June 13 marks the 14th annual Mayor’s Green Fair in Ann Arbor. The event, held in downtown Ann Arbor from 6:00 pm – 9:00 pm, will celebrate businesses and non-profits throughout Washtenaw County that are “earth” friendly and energy efficient. Main Street will be closed between Huron Street and William Street, where a variety of exhibitors displaying information on energy efficiency, alternative fuels, renewable energy and more, will line the streets. Green Fair will be a “zero waste” event as well, in an attempt to reduce the event’s footprint.
The Clean Energy Expo, located between Washington Street and Liberty Street, will feature a variety of exhibitors focused on alternative energy and energy efficiency. Residential energy experts will be handing out information on energy saving opportunities for homeowners, and representatives from the City and DTE will be providing details on energy saving programs for residents.
From the transportation sector, industry leaders in alternative fuels, along with hybrid and electric vehicles, will be on-site displaying the latest in clean transportation. Crazy Diamond Performance will be bringing one of their alternative fuel hot rods, the Gasser, showcasing American muscle running on clean American fuel. A2 Automotive and Ford will bring electric and hybrid vehicles, and Current Motor will showcase their electric scooters. ArborBike, the upcoming Ann Arbor Bike Share program, will also be debuting the ArborBike itself by offering test rides to anyone interested.

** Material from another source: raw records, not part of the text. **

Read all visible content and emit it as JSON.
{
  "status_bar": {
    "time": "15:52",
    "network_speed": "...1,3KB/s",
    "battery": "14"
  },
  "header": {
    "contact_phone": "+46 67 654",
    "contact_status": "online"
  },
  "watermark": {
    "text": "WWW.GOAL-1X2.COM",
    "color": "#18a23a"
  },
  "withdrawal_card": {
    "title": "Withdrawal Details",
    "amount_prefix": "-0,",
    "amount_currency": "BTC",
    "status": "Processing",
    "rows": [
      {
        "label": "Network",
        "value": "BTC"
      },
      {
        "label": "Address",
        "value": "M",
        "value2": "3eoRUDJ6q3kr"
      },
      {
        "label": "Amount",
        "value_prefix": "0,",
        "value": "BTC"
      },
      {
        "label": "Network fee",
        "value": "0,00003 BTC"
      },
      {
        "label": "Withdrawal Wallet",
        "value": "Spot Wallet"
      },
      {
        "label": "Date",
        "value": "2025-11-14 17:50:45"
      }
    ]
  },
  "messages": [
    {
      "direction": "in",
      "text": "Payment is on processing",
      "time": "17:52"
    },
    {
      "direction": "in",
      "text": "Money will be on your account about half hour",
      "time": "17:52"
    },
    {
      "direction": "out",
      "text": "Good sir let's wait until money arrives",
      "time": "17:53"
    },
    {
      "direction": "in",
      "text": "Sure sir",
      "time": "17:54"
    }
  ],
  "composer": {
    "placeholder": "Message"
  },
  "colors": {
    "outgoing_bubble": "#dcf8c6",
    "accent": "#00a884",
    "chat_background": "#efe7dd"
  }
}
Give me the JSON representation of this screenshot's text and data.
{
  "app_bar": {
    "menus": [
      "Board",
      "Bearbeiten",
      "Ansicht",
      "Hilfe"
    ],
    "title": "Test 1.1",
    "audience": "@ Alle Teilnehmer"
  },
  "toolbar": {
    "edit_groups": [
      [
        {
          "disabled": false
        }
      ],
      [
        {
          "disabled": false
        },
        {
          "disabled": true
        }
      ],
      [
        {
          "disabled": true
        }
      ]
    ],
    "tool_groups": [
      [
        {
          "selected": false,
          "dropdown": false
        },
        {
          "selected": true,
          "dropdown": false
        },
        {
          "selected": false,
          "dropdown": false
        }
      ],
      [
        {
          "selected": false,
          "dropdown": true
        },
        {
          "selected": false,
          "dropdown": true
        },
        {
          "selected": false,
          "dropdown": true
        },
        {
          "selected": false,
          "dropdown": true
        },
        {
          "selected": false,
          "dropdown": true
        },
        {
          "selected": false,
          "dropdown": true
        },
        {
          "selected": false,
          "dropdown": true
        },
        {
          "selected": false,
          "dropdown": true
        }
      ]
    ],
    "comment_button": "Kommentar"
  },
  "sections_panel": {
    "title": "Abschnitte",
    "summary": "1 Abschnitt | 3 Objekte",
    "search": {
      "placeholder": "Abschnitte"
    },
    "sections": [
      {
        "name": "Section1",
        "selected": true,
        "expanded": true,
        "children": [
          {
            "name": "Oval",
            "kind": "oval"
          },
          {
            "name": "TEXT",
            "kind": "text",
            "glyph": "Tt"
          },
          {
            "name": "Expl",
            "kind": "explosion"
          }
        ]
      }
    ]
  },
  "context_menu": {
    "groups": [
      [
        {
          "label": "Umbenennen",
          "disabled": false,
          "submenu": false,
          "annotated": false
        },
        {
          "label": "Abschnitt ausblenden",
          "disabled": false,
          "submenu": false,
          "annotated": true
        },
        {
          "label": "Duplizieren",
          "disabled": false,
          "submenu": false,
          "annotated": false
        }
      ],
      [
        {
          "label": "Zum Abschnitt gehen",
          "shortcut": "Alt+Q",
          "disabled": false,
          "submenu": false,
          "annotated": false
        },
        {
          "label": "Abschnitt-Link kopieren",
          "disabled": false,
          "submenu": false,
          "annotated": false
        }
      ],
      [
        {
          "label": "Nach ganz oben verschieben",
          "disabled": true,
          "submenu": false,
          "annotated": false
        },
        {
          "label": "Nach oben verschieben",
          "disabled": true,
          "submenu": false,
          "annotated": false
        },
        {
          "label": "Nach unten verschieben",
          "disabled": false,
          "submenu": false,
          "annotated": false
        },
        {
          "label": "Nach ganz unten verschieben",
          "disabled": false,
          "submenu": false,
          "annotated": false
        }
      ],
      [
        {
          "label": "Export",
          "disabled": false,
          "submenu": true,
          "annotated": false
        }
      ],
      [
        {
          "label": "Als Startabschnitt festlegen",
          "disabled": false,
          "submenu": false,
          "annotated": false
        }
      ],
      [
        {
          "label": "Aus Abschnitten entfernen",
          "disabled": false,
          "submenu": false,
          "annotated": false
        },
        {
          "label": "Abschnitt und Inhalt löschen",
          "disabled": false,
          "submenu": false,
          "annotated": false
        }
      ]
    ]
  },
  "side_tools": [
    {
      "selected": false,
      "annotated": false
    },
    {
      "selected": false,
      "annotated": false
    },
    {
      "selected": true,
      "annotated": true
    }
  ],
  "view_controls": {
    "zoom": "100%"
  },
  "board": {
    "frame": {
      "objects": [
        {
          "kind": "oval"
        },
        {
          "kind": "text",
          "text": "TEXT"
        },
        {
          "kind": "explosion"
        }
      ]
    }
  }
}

The event is full of other exciting exhibits as well, including live music, chalk murals, and the Arbor Brewing Company beer tent. We look forward to seeing you in Downtown Ann Arbor on June 13th! For more information visitwww.a2gov.org/greenfair

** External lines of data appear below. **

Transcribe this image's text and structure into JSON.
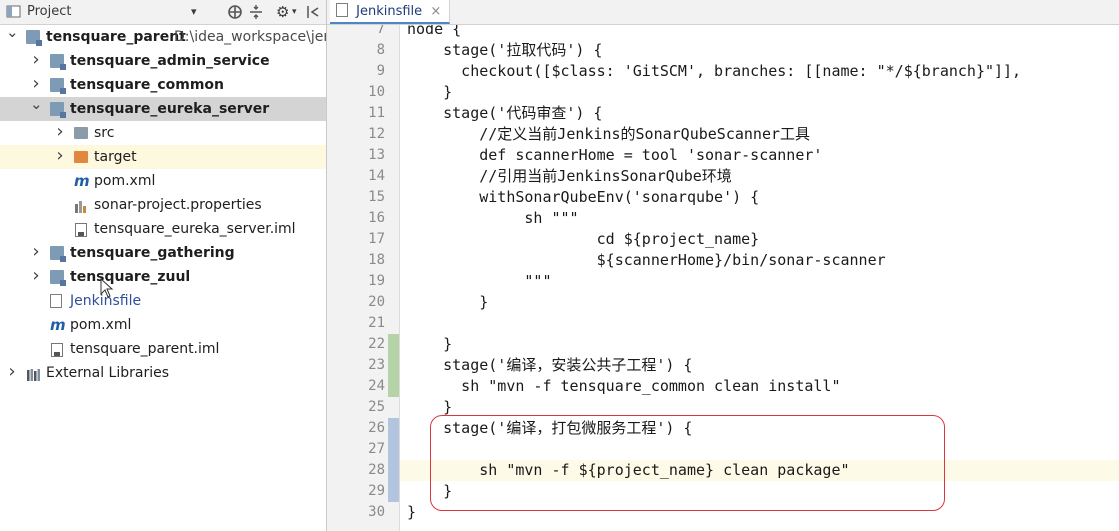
{
  "project_panel": {
    "toolbar": {
      "title": "Project",
      "dropdown_glyph": "▾",
      "settings_glyph": "⚙",
      "icons": [
        "target-icon",
        "collapse-icon",
        "gear-icon",
        "hide-icon"
      ]
    },
    "tree": [
      {
        "label": "tensquare_parent",
        "path": "D:\\idea_workspace\\jenk",
        "indent": 0,
        "arrow": "expanded",
        "icon": "module",
        "bold": true
      },
      {
        "label": "tensquare_admin_service",
        "indent": 1,
        "arrow": "collapsed",
        "icon": "module",
        "bold": true
      },
      {
        "label": "tensquare_common",
        "indent": 1,
        "arrow": "collapsed",
        "icon": "module",
        "bold": true
      },
      {
        "label": "tensquare_eureka_server",
        "indent": 1,
        "arrow": "expanded",
        "icon": "module",
        "bold": true,
        "selected": true
      },
      {
        "label": "src",
        "indent": 2,
        "arrow": "collapsed",
        "icon": "folder"
      },
      {
        "label": "target",
        "indent": 2,
        "arrow": "collapsed",
        "icon": "folder-orange",
        "highlight": true
      },
      {
        "label": "pom.xml",
        "indent": 2,
        "icon": "maven"
      },
      {
        "label": "sonar-project.properties",
        "indent": 2,
        "icon": "properties"
      },
      {
        "label": "tensquare_eureka_server.iml",
        "indent": 2,
        "icon": "iml"
      },
      {
        "label": "tensquare_gathering",
        "indent": 1,
        "arrow": "collapsed",
        "icon": "module",
        "bold": true
      },
      {
        "label": "tensquare_zuul",
        "indent": 1,
        "arrow": "collapsed",
        "icon": "module",
        "bold": true
      },
      {
        "label": "Jenkinsfile",
        "indent": 1,
        "icon": "file",
        "color": "#2f4f9a"
      },
      {
        "label": "pom.xml",
        "indent": 1,
        "icon": "maven"
      },
      {
        "label": "tensquare_parent.iml",
        "indent": 1,
        "icon": "iml"
      },
      {
        "label": "External Libraries",
        "indent": 0,
        "arrow": "collapsed",
        "icon": "libraries"
      }
    ]
  },
  "editor": {
    "tab": {
      "label": "Jenkinsfile",
      "close": "×"
    },
    "lines": [
      {
        "n": "7",
        "text": "node {"
      },
      {
        "n": "8",
        "text": "    stage('拉取代码') {"
      },
      {
        "n": "9",
        "text": "      checkout([$class: 'GitSCM', branches: [[name: \"*/${branch}\"]],"
      },
      {
        "n": "10",
        "text": "    }"
      },
      {
        "n": "11",
        "text": "    stage('代码审查') {"
      },
      {
        "n": "12",
        "text": "        //定义当前Jenkins的SonarQubeScanner工具"
      },
      {
        "n": "13",
        "text": "        def scannerHome = tool 'sonar-scanner'"
      },
      {
        "n": "14",
        "text": "        //引用当前JenkinsSonarQube环境"
      },
      {
        "n": "15",
        "text": "        withSonarQubeEnv('sonarqube') {"
      },
      {
        "n": "16",
        "text": "             sh \"\"\""
      },
      {
        "n": "17",
        "text": "                     cd ${project_name}"
      },
      {
        "n": "18",
        "text": "                     ${scannerHome}/bin/sonar-scanner"
      },
      {
        "n": "19",
        "text": "             \"\"\""
      },
      {
        "n": "20",
        "text": "        }"
      },
      {
        "n": "21",
        "text": ""
      },
      {
        "n": "22",
        "text": "    }"
      },
      {
        "n": "23",
        "text": "    stage('编译，安装公共子工程') {"
      },
      {
        "n": "24",
        "text": "      sh \"mvn -f tensquare_common clean install\""
      },
      {
        "n": "25",
        "text": "    }"
      },
      {
        "n": "26",
        "text": "    stage('编译，打包微服务工程') {"
      },
      {
        "n": "27",
        "text": ""
      },
      {
        "n": "28",
        "text": "        sh \"mvn -f ${project_name} clean package\"",
        "current": true
      },
      {
        "n": "29",
        "text": "    }"
      },
      {
        "n": "30",
        "text": "}"
      }
    ],
    "change_markers": [
      {
        "from_line": "22",
        "to_line": "24",
        "kind": "added",
        "color": "#b6d3a8"
      },
      {
        "from_line": "26",
        "to_line": "29",
        "kind": "modified",
        "color": "#b3c5de"
      }
    ],
    "annotation": {
      "kind": "highlight-box",
      "color": "#d9363e",
      "covers_lines": [
        "26",
        "29"
      ]
    }
  }
}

For more information on Ann Arbor Clean Cities and other events sign up for our newsletter or contact:
Ann Arbor Clean Cities Coordinator
ArborBike is getting closer and closer to launch. The very first assembled ArborBike was on display for Bike To Work Day as part of the getDowntown Program’s Commuter Challenge. Stationed at a future ArborBike kiosk at the Ann Arbor District Library’s downtown branch, bike enthusiasts were able to get their first look, feel, and ride on the new bike share bikes. The first of 125 bikes even displayed a Planet Blue decal from Title Sponsor University of Michigan. For more on the event visit our recent post here.
So when will the stations and bikes be on the streets of Ann Arbor? Plans for the stations have been submitted to the City of Ann Arbor and the University of Michigan and are pending approval. As planned, the first 14 ArborBike stations will be installed this summer, potentially as soon as late June. Due to different review processes and varying site preparation needs we will install the stations in a phased approach. The first phase of stations will consist of some stations on UM campus as well as some on private property. The second phase will consist of the stations located in the public right-of-way and a few sites that require more substantial site modifications that are being integrated into existing construction schedules.
The ArborBike stations need to have a good base of concrete for stability and for ease of use. Some of our stations are planned for spaces with existing concrete, and these will be the easiest to install. Others require a new concrete pad to be poured. In an effort to be as efficient as possible some of the site improvements are being included in existing sidewalk programs and other construction projects.
Regardless of placement and site conditions, we are hopeful that all 14 stations will be installed yet this summer, and we will send out special announcements when we are closer to launch. Make sure you visit ArborBike.org, sign up for the ArborBike email list and follow us on facebook and twitter to stay up to date on the project status, launch date and deals from our sponsors. If you are interested in becoming a sponsor download our sponsor packet.
For more information on ArborBike contact:
ArborBike Operations Manager